Some of these solutions include building a day shelter and public bathrooms downtown.

“The mayor put out that letter and a lot of us were really frustrated because there is $200,000 in the budget to have a downtown restroom and [the city]…there still isn’t one and we still have the same problems,” Konkel said.

One of the biggest issues, however, is of responsibility.

Some of the lines between city and county responsibility are blurred and fingers are constantly pointed at the other to take action, Konkel said.

Homeless advocate and community organizer, Garrett Lee said homelessness is a problem that stretches beyond city and county responsibilities.

“Everyone looking around and pointing a finger [saying,] ‘its their problem, its their problem,’ its all of our problem,” Lee said. “It’s a community problem and we need to start acting in a solution focused way instead of taking punitive measures.”

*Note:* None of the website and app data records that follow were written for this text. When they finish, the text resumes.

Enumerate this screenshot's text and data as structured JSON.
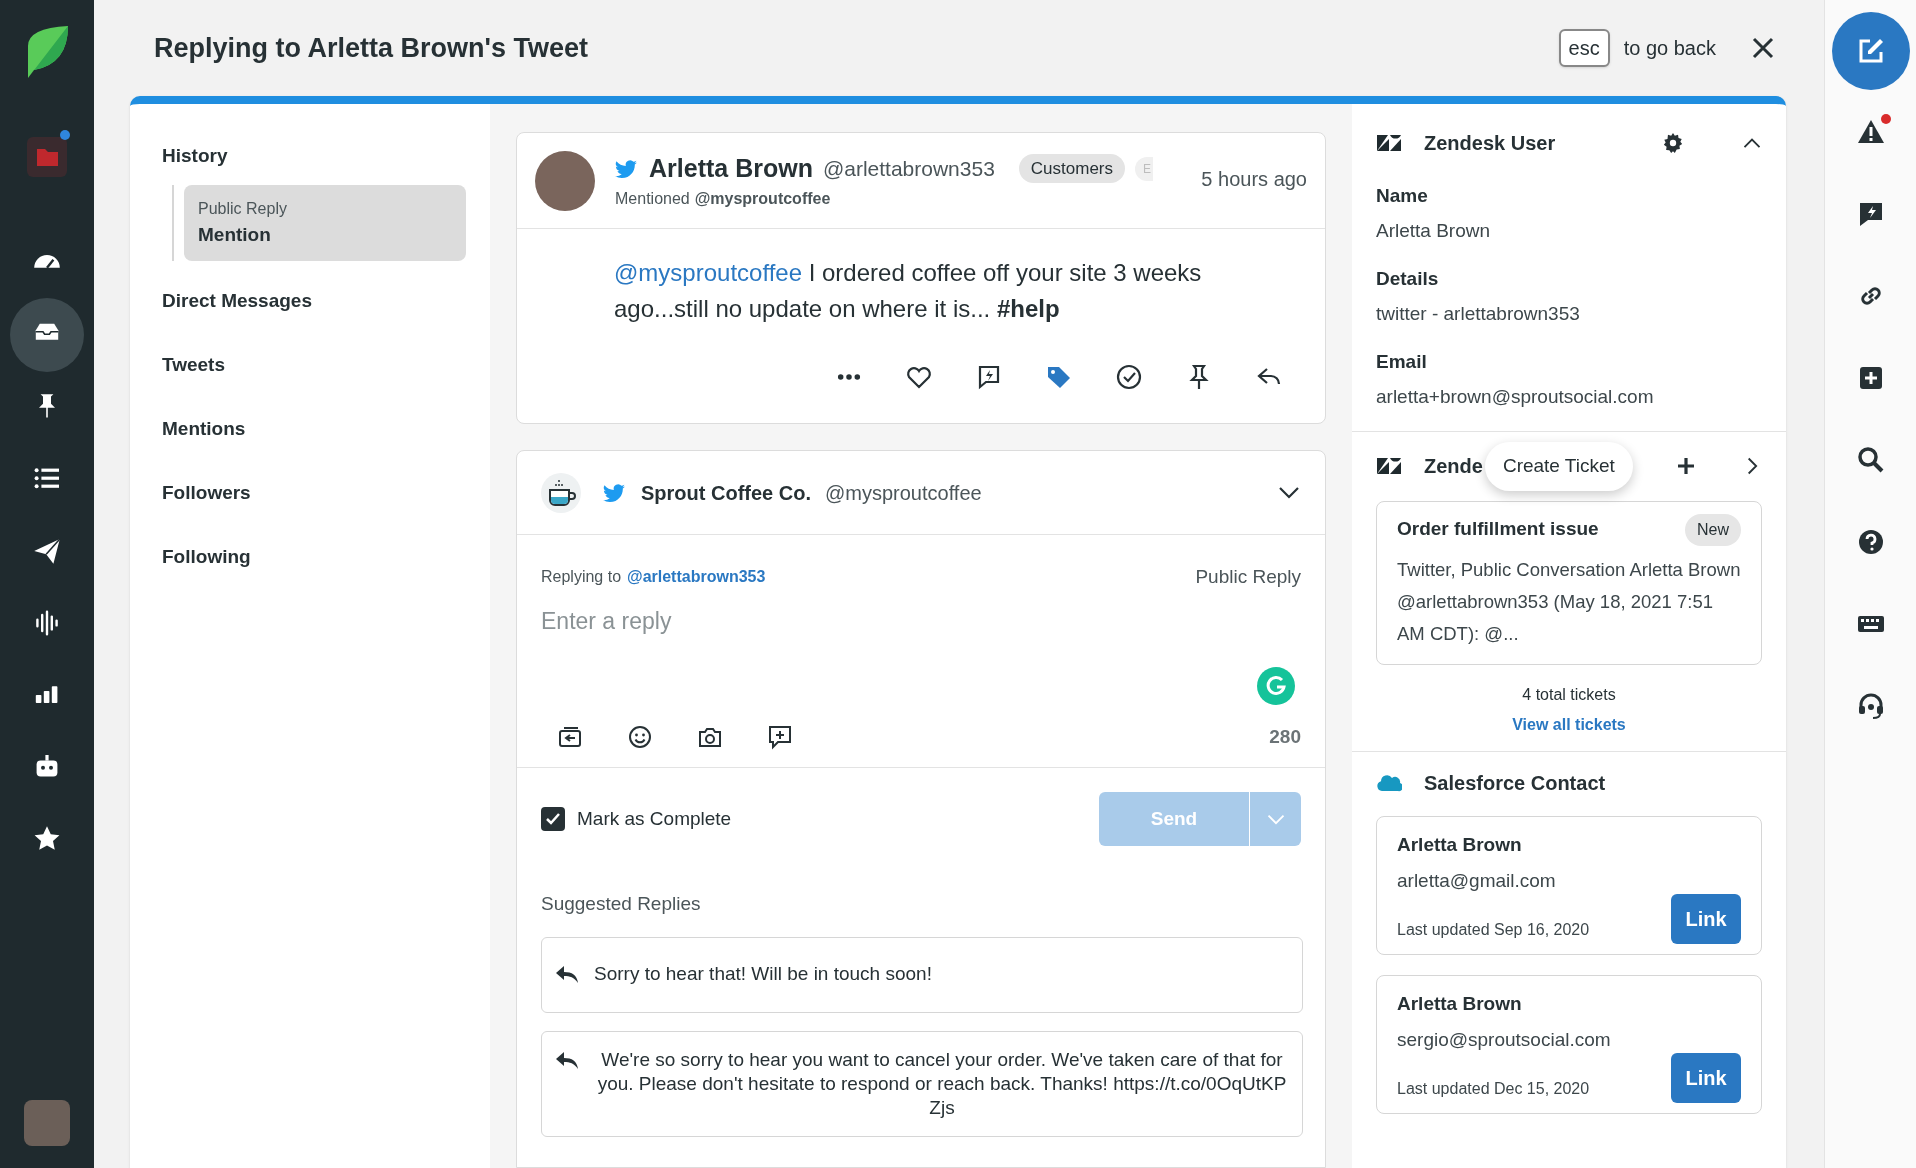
{
  "sidebar": {
    "items": [
      {
        "selected": false,
        "notification": true
      },
      {
        "selected": false,
        "notification": false
      },
      {
        "selected": true,
        "notification": false
      },
      {
        "selected": false,
        "notification": false
      },
      {
        "selected": false,
        "notification": false
      },
      {
        "selected": false,
        "notification": false
      },
      {
        "selected": false,
        "notification": false
      },
      {
        "selected": false,
        "notification": false
      },
      {
        "selected": false,
        "notification": false
      },
      {
        "selected": false,
        "notification": false
      }
    ]
  },
  "header": {
    "title": "Replying to Arletta Brown's Tweet",
    "key_hint": "esc",
    "hint": "to go back"
  },
  "history": {
    "title": "History",
    "entries": [
      {
        "label": "Public Reply",
        "title": "Mention",
        "selected": true
      }
    ],
    "items": [
      "Direct Messages",
      "Tweets",
      "Mentions",
      "Followers",
      "Following"
    ]
  },
  "tweet": {
    "author": "Arletta Brown",
    "handle": "@arlettabrown353",
    "tags": [
      "Customers",
      "E"
    ],
    "time": "5 hours ago",
    "context": "Mentioned",
    "context_handle": "@mysproutcoffee",
    "mention": "@mysproutcoffee",
    "text": " I ordered coffee off your site 3 weeks ago...still no update on where it is... **#help**",
    "actions": [
      {
        "selected": false
      },
      {
        "selected": false
      },
      {
        "selected": false
      },
      {
        "selected": true
      },
      {
        "selected": false
      },
      {
        "selected": false
      },
      {
        "selected": false
      }
    ]
  },
  "reply": {
    "account": "Sprout Coffee Co.",
    "handle": "@mysproutcoffee",
    "replying_to_label": "Replying to",
    "replying_to": "@arlettabrown353",
    "reply_type": "Public Reply",
    "placeholder": "Enter a reply",
    "char_count": "280",
    "mark_complete": {
      "label": "Mark as Complete",
      "checked": true
    },
    "send": {
      "label": "Send",
      "disabled": true
    },
    "suggested_title": "Suggested Replies",
    "suggestions": [
      "Sorry to hear that! Will be in touch soon!",
      "We're so sorry to hear you want to cancel your order. We've taken care of that for you. Please don't hesitate to respond or reach back. Thanks! https://t.co/0OqUtKPZjs"
    ]
  },
  "zendesk_user": {
    "title": "Zendesk User",
    "expanded": true,
    "fields": [
      {
        "label": "Name",
        "value": "Arletta Brown"
      },
      {
        "label": "Details",
        "value": "twitter - arlettabrown353"
      },
      {
        "label": "Email",
        "value": "arletta+brown@sproutsocial.com"
      }
    ]
  },
  "zendesk_tickets": {
    "title": "Zende",
    "tooltip": "Create Ticket",
    "ticket": {
      "title": "Order fulfillment issue",
      "status": "New",
      "summary": "Twitter, Public Conversation Arletta Brown @arlettabrown353 (May 18, 2021 7:51 AM CDT): @..."
    },
    "total": "4 total tickets",
    "view_all": "View all tickets"
  },
  "salesforce": {
    "title": "Salesforce Contact",
    "contacts": [
      {
        "name": "Arletta Brown",
        "email": "arletta@gmail.com",
        "updated": "Last updated Sep 16, 2020",
        "action": "Link"
      },
      {
        "name": "Arletta Brown",
        "email": "sergio@sproutsocial.com",
        "updated": "Last updated Dec 15, 2020",
        "action": "Link"
      }
    ]
  },
  "rail": {
    "items": [
      {
        "notification": true
      },
      {
        "notification": false
      },
      {
        "notification": false
      },
      {
        "notification": false
      },
      {
        "notification": false
      },
      {
        "notification": false
      },
      {
        "notification": false
      },
      {
        "notification": false
      }
    ]
  }
}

During their protest, members made their way from State Street to the City County Building, chanting along the way.

Though they were not large in numbers, their voices carried through downtown and drew the attention of many onlookers when they walked in the street and stopped traffic for a moment.

Upon arrival at the City County Building, protesters unraveled a banner that read “housing is a human right,” reminiscent of the banner used by the Young Gifted and Black Coalition in recent protests which read, “black lives matter.”

The Mayor has recently held meetings with city organizations to address these issues and will continue to discuss the matters in the future.